Robin Boadway and Anwar Shah. Fiscal Federalism, Principles and Practice of Multiorder Governance.
|Article Type:||Book review|
|Subject:||Books (Book reviews)|
|Author:||Khan, Abdul Qayyum|
|Publication:||Name: Pakistan Development Review Publisher: Pakistan Institute of Development Economics Audience: Academic Format: Magazine/Journal Subject: Business, international; Social sciences Copyright: COPYRIGHT 2009 Reproduced with permission of the Publications Division, Pakistan Institute of Development Economies, Islamabad, Pakistan. ISSN: 0030-9729|
|Issue:||Date: Summer, 2009 Source Volume: 48 Source Issue: 2|
|Topic:||NamedWork: Fiscal Federalism, Principles and Practice of Multiorder Governance (Nonfiction work)|
|Persons:||Reviewee: Boadway, Robin; Shah, Anwar|
Robin Boadway and Anwar Shah. Fiscal Federalism, Principles and
Practice of Multiorder Governance. Cambridge University Press. 2009. 620
pages. Hardbound. US$ 26.95.
The concept of fiscal federalism has drawn much attention over the last three decades. Developments like globalisation and conflicts, local as well regional, have made it crucial to revisit the question of the division of responsibilities amongst various tiers of the government, argue the authors. The book evaluates the merits and demerits of decentratisation and highlights the trade-offs involved in making the right choice between centralisation and decentralisation. The standard criticisms of fiscal federalism are; causes macroeconomic instability, augments regional disparities, and promotes corruption. The authors rebut these criticisms convincingly and argue that a decentralised fiscal system presents the most viable way for improving macroeconomic governance and regional fiscal equity.

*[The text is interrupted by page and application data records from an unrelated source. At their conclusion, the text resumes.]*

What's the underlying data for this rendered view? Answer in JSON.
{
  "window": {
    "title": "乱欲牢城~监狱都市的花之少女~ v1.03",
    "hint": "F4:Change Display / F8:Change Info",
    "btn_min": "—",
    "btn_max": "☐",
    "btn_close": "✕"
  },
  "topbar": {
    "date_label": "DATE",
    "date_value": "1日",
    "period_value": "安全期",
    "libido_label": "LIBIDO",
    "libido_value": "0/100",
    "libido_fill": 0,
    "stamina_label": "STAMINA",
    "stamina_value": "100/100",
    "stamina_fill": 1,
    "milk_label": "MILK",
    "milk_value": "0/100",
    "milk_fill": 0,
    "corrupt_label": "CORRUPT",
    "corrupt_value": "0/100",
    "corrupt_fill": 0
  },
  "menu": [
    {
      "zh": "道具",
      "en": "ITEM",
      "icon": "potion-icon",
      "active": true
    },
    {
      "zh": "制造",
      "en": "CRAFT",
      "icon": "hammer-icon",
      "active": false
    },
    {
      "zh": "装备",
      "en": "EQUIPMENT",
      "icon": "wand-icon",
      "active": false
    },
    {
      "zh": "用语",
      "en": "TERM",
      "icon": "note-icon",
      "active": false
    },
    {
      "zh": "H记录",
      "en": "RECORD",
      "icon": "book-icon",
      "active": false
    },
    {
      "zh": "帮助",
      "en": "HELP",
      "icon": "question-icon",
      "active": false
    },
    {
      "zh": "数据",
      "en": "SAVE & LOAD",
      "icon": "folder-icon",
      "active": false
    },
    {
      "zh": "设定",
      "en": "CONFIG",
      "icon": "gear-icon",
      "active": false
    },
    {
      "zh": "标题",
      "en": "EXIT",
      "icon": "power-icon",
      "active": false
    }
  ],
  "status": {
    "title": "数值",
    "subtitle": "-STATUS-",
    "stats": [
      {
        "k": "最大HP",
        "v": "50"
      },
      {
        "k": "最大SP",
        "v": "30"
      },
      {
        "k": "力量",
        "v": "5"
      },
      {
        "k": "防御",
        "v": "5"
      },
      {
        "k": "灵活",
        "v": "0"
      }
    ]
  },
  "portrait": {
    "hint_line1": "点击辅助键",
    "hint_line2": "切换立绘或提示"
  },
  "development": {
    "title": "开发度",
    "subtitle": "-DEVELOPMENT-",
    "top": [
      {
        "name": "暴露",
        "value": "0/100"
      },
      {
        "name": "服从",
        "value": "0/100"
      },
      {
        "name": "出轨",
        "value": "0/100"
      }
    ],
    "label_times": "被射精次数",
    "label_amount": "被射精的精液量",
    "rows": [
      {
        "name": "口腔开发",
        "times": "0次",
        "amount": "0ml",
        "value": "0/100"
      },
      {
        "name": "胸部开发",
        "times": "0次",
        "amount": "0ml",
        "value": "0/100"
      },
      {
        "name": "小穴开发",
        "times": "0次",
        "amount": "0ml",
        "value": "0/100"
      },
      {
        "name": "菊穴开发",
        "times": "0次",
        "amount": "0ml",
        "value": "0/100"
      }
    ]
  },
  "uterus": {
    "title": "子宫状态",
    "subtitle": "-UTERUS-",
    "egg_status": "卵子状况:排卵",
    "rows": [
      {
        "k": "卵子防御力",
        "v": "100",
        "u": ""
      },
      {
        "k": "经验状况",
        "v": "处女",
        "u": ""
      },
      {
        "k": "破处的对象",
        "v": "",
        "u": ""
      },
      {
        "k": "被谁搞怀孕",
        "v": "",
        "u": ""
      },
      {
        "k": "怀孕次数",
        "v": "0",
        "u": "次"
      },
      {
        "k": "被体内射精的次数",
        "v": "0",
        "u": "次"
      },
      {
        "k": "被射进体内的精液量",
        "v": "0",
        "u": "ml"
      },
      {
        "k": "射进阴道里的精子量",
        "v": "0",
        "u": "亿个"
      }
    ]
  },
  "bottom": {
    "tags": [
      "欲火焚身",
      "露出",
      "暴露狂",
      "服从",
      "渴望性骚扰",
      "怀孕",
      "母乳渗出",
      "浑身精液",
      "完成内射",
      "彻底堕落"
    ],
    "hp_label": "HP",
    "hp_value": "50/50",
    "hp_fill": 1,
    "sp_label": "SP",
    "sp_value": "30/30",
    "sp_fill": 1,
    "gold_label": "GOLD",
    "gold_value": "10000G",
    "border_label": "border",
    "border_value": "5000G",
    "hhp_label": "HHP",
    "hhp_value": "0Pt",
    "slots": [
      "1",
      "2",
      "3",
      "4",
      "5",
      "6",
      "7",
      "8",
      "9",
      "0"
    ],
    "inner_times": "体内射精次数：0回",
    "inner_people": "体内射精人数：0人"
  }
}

The authors present various models of federalism by differentiating between unitary forms and federal forms of constitutions. The local governance models of developed countries discussed in the book furnish lessons for fiscal reform in developing countries. The authors point out that the disparity between the revenue means and expenditures needs of the lower tiers of government is common in countries which have adopted a federalist structure. Such fiscal gaps, they argue, should be eased by transferring federal sources of revenue to the sub-national governments. The authors favour lesser reliance on intergovernmental transfers by the sub-national governments. They point out that in OECD countries, inter-governmental transfers, on average, constitute only about one- third of the sub-national expenditures, whereas this figure is as high as 60 per cent for developing countries. The authors recommend lesser inter-governmental transfers as the aim as this allows greater autonomy to the lower tiers of the government.
Talking about the function of sub-national governments, the authors emphasise that local governance not only involves providing local services, like sanitation and street lightning, but also includes protecting the life and liberty of the citizens. The authors view the expenditures on health and education as the most essential amongst the various kinds of public expenditures at the local level. They argue that the decentralised process of decision-making should lead to the kind of public service delivery that is consistent with local preferences
The book summarises the vast and varied literature on the construction of fiscal constitutions and their implementation. It suggests that as the fiscal constitutions sketch the process of revenue generation and expenditures at various tiers of government, therefore, regulatory checks should be part and parcel of the fiscal constitution for responsible, decentralised governance.
|Gale Copyright:||Copyright 2009 Gale, Cengage Learning. All rights reserved.|